- low-pressure feedwater heaters
- high-pressure feedwater heaters
Low-pressure feedwater heaters
The condensate from condensate pumps then passes through several stages of low pressure feedwater heaters, in which the temperature of the condensate is increased by heat transfer from steam extracted from the low pressure turbines. There are usually three or four stages of low pressure feedwater heaters connected in the cascade. The condensate exits the low pressure feedwater heaters at approximately p = 1 MPa, t = 150°C and enters the deaerator. The main condensate system also contains a mechanical condensate purification system for removing impurities. The feedwater heaters are self-regulating. It means that the greater the flow of feedwater the greater the rate of heat absorption from the steam and the greater the flow of extraction steam.
There are non-return valves in the extraction steam lines between the feedwater heaters and turbine. These non-return valves prevent the reverse steam or water flow in case of turbine trip, which causes rapid decrease in the pressure inside the turbine. Any water entering the turbine in this way could cause severe damage to the turbine blading.
A schematic diagram of a typical tray-type deaerator. Source: wikipedia.org License: CC BY-SA 3.0
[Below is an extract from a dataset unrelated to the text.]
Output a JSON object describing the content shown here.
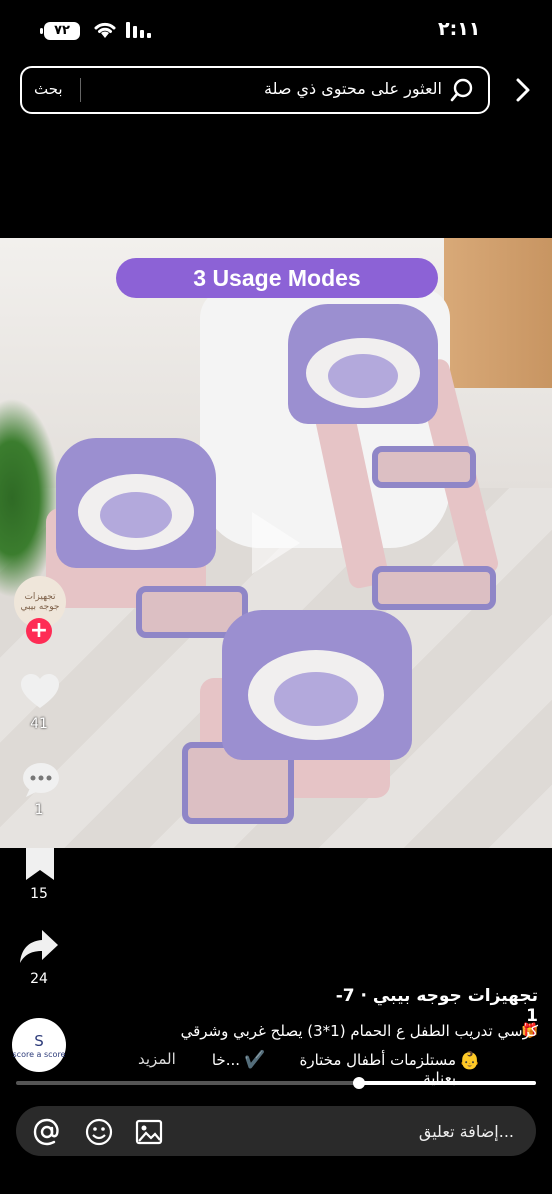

In the deaerator, the condensate is heated to saturated conditions usually by the steam extracted from the steam turbine. The extraction steam are mixed in the deaerator by a system of spray nozzles and cascading trays between which the steam percolates. Any dissolved gases in the condensate are released in this process and removed from the deaerator by venting to the atmosphere or to the main condenser. Directly below the deaerator is the feedwater storage tank, in which a large quantity of feedwater is stored at near saturation conditions. In the turbine trip event, this feedwater can be supplied to steam generators to maintain the required water inventory during transient. The deaerator and the storage tank is usually located at a high elevation in the turbine hall to ensure an adequate net positive suction head (NPSH) at the inlet to the feedwater pumps. NPSH is used to measure how close a fluid is to saturated conditions. Lowering the pressure at the suction side can induce cavitation. This arrangement minimizes the risk of cavitation in the pump.
High-pressure feedwater heaters
The water discharge from the feedwater pumps flows through the high pressure feedwater heaters, enters the containment and then flows into the steam generators.
The high pressure feedwater heaters are heated by extraction steam from the high pressure turbine, HP Turbine. Drains from the high-pressure feedwater heaters are usually routed to the deaerator.
The feedwater (water 230°C; 446°F; 6,5MPa) is pumped into the steam generator through the feedwater inlet.